Liz’s Weekly Poetry Series: The Dangers Of Nonfiction
I kid you not, the poem I opened the book to begins with the line Working at the Homeless Shelter. Sometimes that’s just how it happens. Enjoy the poem.
THE DANGERS OF NONFICTION
Working at the Homeless Shelter
Reluctantly he relinquished the pills he’d been hoarding.
I’d stolen his suicide, forced him to live again,
For those feelings, he said, I hate you, mama bear.
I wanted to tell his story to the world;
how easily people lose everything, through tragedy,
through drink, geeking and gacking and tweaking.
Women whose violent husbands cost them their children.
Women with no teeth.
His story came out in the newspaper,
when someone found his son and his wife
were not dead, just a divorce.
To Robert this separation was death.
He believed his terrible story, and so did we.
The article appeared the next day revealing his fictions
He slipped away before dawn, his backpack and light coat,
his fever, and his missing teeth.
Gone, not a word, no phone calls, not a look behind.
He told me he could not make it on the streets again.
You don’t know how brutal it is, he said.
Now he’s out there, by himself, the seven dollars
I gave him folded into his jeans.
It’s turning winter, and he can’t make it on the streets.
Because he believed his fiction. Which of us don’t?
What if our fabrications were laid bare? Who would run?
The truth won’t keep you alive on the road.
He crossed Key West, dipping first into the Atlantic,
then just a few steps to the Pacific, and celebrated
with pitchers of tequila, cases of beer and strangers.
He was at the ocean. He did have a wife, work, a PhD.
I believe his little brother died of asthma on the school bus.
I wanted to shelter him like a brother, I wanted
to bring him into my world.
Daily I pound it into my heaad
he was not my own.

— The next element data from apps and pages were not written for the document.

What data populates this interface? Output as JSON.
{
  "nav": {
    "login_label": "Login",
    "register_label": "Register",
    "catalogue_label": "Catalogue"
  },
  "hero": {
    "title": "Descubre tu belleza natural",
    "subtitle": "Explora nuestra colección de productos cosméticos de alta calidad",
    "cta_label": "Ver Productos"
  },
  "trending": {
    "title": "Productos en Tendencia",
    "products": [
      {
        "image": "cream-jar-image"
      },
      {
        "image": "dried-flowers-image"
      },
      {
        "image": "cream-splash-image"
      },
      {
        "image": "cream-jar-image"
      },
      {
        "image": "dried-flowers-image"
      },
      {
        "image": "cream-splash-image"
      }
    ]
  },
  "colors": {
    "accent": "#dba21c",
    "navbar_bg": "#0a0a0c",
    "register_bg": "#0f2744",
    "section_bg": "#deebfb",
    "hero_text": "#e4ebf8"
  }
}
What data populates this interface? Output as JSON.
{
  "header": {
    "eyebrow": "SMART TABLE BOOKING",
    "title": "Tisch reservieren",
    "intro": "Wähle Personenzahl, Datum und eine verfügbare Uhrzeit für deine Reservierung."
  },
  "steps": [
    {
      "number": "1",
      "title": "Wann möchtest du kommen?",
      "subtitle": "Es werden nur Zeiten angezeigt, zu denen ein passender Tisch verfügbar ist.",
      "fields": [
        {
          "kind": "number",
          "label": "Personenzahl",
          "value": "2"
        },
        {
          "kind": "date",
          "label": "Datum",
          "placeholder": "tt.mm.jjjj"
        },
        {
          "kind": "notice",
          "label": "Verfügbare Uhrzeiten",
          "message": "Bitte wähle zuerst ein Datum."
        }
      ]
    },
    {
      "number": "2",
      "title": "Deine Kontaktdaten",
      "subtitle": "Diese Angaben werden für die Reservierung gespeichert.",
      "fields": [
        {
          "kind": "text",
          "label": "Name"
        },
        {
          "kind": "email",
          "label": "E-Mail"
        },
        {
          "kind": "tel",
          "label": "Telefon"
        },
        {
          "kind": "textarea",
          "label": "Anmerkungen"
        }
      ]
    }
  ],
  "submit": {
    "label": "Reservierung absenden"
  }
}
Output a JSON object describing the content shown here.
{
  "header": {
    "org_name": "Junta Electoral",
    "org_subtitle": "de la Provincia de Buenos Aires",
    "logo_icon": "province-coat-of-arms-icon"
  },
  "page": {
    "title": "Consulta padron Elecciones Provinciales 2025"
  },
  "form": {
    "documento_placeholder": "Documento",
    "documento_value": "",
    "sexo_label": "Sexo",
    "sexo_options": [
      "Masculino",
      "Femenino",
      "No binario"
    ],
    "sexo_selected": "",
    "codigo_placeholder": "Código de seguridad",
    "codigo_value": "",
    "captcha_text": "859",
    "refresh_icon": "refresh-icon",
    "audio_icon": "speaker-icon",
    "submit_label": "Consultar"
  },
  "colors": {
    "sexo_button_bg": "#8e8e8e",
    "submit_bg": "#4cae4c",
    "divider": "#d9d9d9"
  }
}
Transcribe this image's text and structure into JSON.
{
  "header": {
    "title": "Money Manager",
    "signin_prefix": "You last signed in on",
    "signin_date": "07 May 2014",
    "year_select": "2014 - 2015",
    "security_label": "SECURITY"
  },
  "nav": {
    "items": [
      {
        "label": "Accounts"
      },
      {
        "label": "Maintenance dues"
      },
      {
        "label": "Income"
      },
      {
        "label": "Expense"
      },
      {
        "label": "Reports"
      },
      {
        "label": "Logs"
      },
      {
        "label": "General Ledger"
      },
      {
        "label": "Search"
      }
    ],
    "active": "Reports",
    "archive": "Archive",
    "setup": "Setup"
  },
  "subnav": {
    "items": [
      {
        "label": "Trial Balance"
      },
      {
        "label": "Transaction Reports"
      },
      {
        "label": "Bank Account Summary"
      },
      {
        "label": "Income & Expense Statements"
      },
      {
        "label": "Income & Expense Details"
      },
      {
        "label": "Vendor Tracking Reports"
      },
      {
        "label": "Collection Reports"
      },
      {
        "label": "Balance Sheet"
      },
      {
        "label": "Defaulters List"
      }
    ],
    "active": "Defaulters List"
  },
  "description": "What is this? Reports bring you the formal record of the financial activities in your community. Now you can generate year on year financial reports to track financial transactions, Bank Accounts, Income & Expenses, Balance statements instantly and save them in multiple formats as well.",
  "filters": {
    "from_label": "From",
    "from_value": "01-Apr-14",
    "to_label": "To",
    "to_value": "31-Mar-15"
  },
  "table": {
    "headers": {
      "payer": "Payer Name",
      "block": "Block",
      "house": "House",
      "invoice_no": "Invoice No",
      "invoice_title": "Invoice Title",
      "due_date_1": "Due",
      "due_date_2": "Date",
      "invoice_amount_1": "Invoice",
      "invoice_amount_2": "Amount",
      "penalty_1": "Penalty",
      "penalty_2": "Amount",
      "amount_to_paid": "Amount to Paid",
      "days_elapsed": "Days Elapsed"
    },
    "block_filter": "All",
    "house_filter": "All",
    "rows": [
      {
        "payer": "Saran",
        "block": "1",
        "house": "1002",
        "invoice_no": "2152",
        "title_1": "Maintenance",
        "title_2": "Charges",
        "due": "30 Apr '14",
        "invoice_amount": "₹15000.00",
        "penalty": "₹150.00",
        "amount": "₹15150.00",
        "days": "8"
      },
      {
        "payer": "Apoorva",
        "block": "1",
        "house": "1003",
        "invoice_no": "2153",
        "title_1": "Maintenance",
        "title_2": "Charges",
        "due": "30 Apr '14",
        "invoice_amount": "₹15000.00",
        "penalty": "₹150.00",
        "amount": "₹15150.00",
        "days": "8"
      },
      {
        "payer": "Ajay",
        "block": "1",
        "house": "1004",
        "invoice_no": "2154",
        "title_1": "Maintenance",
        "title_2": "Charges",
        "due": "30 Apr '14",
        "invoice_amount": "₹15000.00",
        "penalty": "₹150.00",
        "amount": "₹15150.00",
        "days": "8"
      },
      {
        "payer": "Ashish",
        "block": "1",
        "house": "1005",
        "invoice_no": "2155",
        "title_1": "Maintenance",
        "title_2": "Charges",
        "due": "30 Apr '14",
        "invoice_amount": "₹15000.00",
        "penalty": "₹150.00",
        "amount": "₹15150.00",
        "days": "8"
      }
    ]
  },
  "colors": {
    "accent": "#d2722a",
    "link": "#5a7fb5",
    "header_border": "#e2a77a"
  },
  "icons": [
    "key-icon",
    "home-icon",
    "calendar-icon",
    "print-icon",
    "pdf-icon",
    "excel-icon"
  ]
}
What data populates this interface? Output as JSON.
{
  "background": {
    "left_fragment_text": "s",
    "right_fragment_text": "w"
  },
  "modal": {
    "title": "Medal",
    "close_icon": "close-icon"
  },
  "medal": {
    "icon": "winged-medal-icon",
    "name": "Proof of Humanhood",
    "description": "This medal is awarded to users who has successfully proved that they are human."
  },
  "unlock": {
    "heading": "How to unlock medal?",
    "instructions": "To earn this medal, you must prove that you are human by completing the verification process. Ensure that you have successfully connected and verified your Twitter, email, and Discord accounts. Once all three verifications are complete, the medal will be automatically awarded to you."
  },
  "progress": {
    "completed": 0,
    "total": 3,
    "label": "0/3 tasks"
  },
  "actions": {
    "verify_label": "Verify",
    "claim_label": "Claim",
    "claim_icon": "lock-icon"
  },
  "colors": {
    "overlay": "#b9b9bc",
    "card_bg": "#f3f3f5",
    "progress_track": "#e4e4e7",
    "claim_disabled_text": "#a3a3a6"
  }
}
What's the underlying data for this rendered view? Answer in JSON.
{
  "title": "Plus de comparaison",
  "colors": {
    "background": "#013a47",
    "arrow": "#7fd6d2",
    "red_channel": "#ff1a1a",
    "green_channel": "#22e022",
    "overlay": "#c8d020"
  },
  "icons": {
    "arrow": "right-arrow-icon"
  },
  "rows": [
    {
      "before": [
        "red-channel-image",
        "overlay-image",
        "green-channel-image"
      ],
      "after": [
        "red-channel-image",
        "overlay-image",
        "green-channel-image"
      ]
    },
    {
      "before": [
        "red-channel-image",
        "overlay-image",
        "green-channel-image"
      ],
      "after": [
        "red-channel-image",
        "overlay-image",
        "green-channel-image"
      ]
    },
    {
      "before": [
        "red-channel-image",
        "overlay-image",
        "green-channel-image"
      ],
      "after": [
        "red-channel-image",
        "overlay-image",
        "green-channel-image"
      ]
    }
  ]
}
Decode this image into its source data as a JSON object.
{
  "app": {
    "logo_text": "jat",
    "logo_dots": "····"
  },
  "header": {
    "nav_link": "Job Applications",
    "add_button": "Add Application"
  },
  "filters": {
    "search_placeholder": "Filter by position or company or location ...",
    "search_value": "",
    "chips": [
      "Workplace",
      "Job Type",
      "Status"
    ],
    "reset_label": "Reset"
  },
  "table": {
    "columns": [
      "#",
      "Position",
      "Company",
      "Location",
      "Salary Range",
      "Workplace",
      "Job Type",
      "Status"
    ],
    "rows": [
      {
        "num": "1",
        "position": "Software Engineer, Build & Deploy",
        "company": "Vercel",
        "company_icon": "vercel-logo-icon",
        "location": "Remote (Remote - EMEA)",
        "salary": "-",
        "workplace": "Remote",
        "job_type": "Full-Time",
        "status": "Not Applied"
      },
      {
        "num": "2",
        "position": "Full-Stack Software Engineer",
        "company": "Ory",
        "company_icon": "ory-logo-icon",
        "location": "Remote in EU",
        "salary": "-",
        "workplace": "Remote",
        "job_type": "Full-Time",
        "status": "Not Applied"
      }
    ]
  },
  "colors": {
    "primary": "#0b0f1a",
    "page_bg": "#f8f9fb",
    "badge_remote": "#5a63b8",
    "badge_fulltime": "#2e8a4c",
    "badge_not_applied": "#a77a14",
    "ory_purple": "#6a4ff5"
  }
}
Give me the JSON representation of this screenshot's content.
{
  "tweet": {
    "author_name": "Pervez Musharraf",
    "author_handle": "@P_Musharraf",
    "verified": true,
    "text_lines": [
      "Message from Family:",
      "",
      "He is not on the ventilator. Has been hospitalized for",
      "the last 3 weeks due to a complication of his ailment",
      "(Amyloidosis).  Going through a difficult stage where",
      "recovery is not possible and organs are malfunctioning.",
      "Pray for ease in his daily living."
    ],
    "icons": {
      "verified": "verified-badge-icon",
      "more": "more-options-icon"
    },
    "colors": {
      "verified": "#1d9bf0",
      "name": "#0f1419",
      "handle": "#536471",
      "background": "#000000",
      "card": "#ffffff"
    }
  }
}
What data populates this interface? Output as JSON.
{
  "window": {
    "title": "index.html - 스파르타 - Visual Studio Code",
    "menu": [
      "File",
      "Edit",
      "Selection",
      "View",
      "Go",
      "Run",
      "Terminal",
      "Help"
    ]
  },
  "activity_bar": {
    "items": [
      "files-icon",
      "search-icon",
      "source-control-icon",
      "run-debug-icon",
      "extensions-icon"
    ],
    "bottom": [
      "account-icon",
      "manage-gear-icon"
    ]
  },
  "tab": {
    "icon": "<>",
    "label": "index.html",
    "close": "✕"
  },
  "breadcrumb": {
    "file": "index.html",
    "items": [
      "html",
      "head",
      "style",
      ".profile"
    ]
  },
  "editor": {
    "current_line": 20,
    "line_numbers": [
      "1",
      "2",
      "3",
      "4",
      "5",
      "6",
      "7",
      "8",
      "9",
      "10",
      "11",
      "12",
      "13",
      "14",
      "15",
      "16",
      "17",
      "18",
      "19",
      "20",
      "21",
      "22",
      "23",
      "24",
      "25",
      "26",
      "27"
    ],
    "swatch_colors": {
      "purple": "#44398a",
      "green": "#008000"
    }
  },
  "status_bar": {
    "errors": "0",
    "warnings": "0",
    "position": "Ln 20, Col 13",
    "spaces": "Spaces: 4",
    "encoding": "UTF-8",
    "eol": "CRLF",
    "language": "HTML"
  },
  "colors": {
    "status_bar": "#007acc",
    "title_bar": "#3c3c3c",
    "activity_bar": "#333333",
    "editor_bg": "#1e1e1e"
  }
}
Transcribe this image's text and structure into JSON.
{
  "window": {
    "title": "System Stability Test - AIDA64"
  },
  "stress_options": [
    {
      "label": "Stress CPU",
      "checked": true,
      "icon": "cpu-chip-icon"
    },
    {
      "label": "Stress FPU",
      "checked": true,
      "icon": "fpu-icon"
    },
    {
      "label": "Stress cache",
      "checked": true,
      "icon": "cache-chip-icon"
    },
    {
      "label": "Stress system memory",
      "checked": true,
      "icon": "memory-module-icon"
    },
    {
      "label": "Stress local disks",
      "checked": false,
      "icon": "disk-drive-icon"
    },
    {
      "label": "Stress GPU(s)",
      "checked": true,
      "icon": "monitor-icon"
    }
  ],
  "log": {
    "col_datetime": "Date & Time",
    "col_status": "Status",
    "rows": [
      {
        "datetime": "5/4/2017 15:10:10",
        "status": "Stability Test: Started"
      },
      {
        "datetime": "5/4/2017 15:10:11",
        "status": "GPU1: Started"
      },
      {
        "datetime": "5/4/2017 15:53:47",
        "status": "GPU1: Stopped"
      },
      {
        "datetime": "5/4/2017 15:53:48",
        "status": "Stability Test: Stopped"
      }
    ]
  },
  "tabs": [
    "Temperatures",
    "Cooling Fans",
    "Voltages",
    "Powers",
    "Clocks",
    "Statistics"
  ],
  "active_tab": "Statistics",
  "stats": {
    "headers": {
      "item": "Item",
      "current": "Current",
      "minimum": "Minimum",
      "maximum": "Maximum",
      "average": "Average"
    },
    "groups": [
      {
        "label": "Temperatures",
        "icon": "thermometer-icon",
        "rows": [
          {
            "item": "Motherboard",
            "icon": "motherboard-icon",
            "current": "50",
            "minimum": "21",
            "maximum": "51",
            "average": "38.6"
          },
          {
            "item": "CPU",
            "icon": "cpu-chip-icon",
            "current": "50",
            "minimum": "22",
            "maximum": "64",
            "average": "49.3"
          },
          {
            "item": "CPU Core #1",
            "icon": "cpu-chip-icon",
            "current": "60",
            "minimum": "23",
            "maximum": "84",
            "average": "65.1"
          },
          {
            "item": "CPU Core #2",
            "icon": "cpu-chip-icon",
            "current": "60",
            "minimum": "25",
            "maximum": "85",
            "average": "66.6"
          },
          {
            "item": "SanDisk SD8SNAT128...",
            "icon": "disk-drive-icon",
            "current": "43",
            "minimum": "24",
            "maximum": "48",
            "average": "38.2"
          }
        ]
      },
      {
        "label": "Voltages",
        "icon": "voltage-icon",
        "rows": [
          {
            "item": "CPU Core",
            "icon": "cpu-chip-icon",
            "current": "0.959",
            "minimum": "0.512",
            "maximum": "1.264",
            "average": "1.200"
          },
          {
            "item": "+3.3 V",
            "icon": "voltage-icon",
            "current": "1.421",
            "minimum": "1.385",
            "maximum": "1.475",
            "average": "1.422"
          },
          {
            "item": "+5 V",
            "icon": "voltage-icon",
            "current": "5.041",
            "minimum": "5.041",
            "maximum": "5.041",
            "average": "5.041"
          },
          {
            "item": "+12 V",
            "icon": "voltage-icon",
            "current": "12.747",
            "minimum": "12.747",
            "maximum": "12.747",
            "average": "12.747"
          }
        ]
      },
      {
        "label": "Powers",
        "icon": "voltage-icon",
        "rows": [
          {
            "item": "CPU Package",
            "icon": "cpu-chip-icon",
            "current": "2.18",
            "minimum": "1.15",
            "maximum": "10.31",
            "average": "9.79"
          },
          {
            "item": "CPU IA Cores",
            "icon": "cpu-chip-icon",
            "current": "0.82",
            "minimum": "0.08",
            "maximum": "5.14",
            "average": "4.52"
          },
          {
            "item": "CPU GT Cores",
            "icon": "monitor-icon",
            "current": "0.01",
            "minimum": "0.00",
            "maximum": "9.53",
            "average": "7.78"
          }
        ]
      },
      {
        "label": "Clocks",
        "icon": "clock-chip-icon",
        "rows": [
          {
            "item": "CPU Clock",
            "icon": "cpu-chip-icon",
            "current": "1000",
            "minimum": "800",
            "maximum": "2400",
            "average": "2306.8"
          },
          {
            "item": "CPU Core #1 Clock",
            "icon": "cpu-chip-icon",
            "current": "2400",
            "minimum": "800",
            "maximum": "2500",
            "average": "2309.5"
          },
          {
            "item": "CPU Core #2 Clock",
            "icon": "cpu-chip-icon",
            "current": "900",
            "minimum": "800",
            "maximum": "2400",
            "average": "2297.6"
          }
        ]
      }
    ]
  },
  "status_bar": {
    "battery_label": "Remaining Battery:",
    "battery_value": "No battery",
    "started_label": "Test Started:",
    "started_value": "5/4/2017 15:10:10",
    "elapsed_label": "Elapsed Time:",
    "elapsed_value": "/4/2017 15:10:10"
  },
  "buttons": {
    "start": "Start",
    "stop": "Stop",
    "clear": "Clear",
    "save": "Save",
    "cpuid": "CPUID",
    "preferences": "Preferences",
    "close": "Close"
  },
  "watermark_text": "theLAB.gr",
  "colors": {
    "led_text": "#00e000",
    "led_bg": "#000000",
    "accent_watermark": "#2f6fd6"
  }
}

All I have left is his story,
all I have left is what I thought I’d known.